→ **What you have to do**
Please retype all of the data below, word for word.

Records for the task START

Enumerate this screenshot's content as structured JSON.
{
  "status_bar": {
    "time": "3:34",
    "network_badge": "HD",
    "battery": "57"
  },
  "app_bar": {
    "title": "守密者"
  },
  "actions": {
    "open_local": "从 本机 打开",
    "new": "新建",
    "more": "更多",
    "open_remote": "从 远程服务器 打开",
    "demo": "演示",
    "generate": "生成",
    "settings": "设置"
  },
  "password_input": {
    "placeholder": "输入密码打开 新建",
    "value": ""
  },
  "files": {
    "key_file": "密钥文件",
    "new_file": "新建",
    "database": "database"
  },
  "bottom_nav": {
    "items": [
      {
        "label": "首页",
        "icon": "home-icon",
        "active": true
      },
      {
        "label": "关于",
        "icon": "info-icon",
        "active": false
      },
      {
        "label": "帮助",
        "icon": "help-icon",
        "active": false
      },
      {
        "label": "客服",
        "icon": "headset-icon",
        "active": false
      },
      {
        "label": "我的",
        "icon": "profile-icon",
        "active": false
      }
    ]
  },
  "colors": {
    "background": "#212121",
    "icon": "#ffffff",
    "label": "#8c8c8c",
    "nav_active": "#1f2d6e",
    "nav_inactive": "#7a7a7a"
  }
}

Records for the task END

→ **The answer**
Enumerate this screenshot's content as structured JSON.
{
  "status_bar": {
    "time": "3:34",
    "network_badge": "HD",
    "battery": "57"
  },
  "app_bar": {
    "title": "守密者"
  },
  "actions": {
    "open_local": "从 本机 打开",
    "new": "新建",
    "more": "更多",
    "open_remote": "从 远程服务器 打开",
    "demo": "演示",
    "generate": "生成",
    "settings": "设置"
  },
  "password_input": {
    "placeholder": "输入密码打开 新建",
    "value": ""
  },
  "files": {
    "key_file": "密钥文件",
    "new_file": "新建",
    "database": "database"
  },
  "bottom_nav": {
    "items": [
      {
        "label": "首页",
        "icon": "home-icon",
        "active": true
      },
      {
        "label": "关于",
        "icon": "info-icon",
        "active": false
      },
      {
        "label": "帮助",
        "icon": "help-icon",
        "active": false
      },
      {
        "label": "客服",
        "icon": "headset-icon",
        "active": false
      },
      {
        "label": "我的",
        "icon": "profile-icon",
        "active": false
      }
    ]
  },
  "colors": {
    "background": "#212121",
    "icon": "#ffffff",
    "label": "#8c8c8c",
    "nav_active": "#1f2d6e",
    "nav_inactive": "#7a7a7a"
  }
}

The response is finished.